| Exercise brief |
From the records below, copy out each line that has the word "description".

(Entries from a dataset of interfaces)
# # # # # # #

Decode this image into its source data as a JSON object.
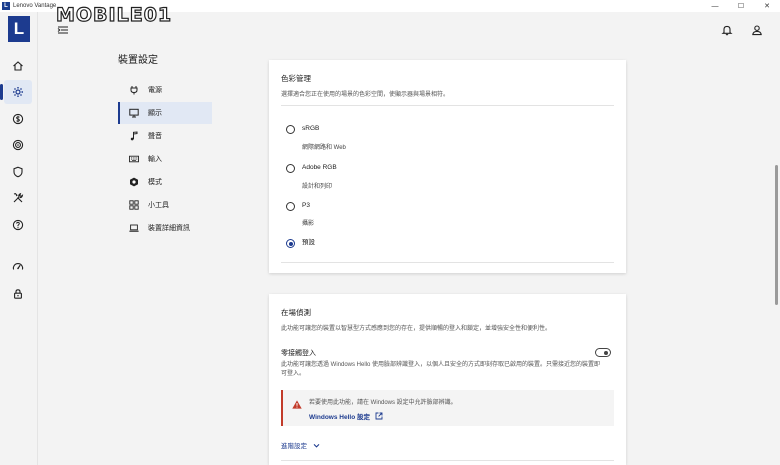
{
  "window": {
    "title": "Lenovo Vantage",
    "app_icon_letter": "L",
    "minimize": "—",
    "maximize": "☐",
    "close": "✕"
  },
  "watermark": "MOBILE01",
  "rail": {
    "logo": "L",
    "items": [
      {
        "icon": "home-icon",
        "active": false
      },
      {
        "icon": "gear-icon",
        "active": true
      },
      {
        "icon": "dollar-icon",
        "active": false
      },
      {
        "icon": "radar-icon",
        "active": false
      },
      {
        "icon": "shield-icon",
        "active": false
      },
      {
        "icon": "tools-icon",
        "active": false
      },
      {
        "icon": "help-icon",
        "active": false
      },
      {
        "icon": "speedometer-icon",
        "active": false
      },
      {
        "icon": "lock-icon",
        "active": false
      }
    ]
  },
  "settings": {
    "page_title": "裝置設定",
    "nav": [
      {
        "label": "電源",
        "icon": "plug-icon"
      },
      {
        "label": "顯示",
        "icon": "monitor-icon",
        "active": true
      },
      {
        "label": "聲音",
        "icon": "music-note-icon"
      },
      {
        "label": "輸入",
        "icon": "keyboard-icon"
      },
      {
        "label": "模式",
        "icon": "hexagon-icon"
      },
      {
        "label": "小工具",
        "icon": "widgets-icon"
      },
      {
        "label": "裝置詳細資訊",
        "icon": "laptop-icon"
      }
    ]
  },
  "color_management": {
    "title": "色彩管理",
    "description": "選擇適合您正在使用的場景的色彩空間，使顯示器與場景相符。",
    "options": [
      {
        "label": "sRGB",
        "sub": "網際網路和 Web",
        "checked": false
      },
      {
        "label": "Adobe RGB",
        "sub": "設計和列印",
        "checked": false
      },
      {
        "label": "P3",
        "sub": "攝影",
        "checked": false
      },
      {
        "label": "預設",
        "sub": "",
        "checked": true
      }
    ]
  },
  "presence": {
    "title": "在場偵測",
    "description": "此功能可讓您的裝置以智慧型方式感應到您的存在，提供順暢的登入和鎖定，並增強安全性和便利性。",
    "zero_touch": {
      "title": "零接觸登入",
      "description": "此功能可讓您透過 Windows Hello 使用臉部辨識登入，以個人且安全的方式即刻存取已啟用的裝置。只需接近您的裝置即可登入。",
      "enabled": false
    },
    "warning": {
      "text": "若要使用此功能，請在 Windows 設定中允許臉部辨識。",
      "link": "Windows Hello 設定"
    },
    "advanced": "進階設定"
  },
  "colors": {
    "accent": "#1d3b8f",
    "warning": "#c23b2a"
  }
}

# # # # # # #

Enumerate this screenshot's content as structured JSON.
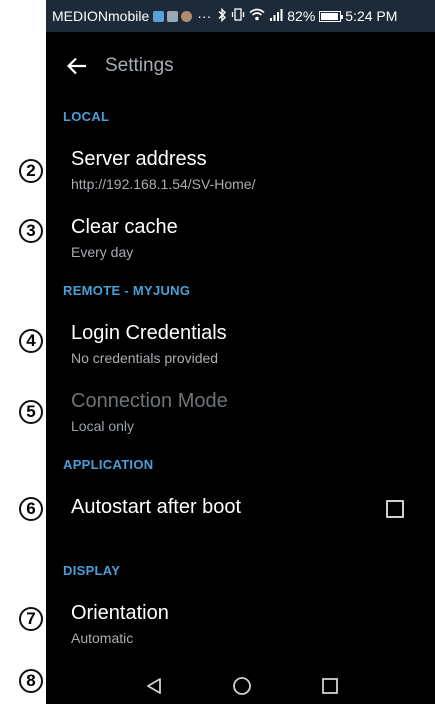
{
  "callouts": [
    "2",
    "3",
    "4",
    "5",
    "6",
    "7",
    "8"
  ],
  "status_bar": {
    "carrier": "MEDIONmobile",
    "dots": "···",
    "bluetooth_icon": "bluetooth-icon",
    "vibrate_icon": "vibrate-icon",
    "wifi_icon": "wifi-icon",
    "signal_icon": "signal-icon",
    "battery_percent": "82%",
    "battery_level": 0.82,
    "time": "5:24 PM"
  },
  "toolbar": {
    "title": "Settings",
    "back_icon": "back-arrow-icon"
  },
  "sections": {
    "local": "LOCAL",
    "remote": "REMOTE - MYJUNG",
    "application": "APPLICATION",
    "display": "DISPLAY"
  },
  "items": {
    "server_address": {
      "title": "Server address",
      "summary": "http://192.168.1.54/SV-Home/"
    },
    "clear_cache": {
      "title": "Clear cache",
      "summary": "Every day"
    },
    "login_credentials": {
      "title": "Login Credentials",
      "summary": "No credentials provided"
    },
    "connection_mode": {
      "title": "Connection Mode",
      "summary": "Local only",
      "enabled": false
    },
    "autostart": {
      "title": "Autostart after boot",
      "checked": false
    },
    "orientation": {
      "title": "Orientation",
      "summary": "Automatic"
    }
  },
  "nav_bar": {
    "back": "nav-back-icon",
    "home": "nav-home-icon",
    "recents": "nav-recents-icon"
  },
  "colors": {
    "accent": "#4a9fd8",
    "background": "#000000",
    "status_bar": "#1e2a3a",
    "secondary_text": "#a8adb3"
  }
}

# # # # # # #

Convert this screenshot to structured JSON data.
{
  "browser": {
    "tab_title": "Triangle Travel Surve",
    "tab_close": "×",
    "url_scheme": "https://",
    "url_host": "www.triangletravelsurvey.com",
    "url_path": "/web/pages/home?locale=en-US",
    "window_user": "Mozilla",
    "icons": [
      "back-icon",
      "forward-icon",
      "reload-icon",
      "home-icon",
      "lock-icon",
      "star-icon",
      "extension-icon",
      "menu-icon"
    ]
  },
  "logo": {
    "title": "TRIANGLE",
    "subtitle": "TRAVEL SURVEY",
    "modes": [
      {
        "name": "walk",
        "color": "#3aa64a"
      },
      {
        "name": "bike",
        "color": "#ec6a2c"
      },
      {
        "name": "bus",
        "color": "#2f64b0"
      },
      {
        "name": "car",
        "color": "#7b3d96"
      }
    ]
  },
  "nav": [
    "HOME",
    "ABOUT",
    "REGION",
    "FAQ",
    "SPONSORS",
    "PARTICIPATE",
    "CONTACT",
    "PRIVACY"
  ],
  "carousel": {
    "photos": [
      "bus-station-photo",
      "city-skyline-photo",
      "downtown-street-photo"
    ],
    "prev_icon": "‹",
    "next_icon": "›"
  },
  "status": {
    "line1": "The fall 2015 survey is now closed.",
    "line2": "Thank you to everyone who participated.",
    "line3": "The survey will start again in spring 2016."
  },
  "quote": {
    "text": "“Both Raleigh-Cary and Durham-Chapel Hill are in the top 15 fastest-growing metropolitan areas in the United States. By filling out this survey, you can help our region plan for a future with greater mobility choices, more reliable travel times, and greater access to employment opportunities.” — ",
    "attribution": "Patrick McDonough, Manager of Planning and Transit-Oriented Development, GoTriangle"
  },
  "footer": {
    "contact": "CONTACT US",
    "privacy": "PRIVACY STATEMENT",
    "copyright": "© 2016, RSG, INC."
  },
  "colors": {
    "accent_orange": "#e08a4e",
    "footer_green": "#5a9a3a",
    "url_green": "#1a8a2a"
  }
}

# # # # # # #

| Response to the exercise |
    "description": "選擇適合您正在使用的場景的色彩空間，使顯示器與場景相符。",
    "description": "此功能可讓您的裝置以智慧型方式感應到您的存在，提供順暢的登入和鎖定，並增強安全性和便利性。",
      "description": "此功能可讓您透過 Windows Hello 使用臉部辨識登入，以個人且安全的方式即刻存取已啟用的裝置。只需接近您的裝置即可登入。",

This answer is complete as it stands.